▶ **Required work**: Output the data in full. Keep every word exact and exclude the pictures.

▶ **The data**:
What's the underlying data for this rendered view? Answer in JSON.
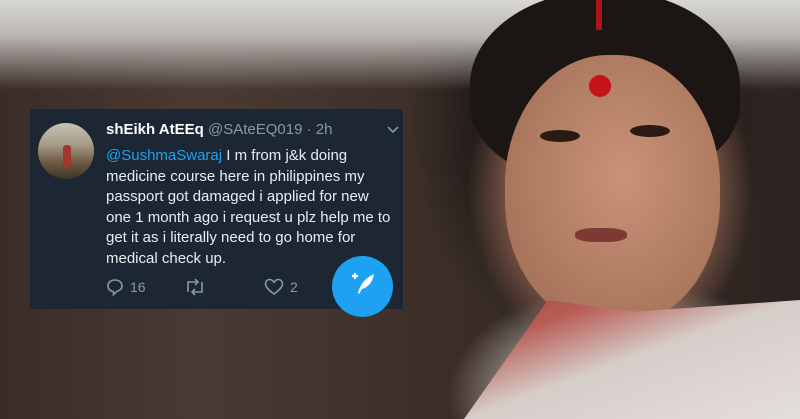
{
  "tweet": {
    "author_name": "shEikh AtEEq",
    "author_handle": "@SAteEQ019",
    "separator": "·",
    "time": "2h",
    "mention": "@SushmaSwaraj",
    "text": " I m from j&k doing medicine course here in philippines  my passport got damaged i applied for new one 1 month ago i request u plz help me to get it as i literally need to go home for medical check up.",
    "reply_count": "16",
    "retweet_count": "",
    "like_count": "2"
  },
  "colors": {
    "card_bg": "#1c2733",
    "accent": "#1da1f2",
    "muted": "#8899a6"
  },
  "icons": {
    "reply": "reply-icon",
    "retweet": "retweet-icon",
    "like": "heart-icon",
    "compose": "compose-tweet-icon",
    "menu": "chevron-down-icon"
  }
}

▶ **Solution for this task**:
What's the underlying data for this rendered view? Answer in JSON.
{
  "tweet": {
    "author_name": "shEikh AtEEq",
    "author_handle": "@SAteEQ019",
    "separator": "·",
    "time": "2h",
    "mention": "@SushmaSwaraj",
    "text": " I m from j&k doing medicine course here in philippines  my passport got damaged i applied for new one 1 month ago i request u plz help me to get it as i literally need to go home for medical check up.",
    "reply_count": "16",
    "retweet_count": "",
    "like_count": "2"
  },
  "colors": {
    "card_bg": "#1c2733",
    "accent": "#1da1f2",
    "muted": "#8899a6"
  },
  "icons": {
    "reply": "reply-icon",
    "retweet": "retweet-icon",
    "like": "heart-icon",
    "compose": "compose-tweet-icon",
    "menu": "chevron-down-icon"
  }
}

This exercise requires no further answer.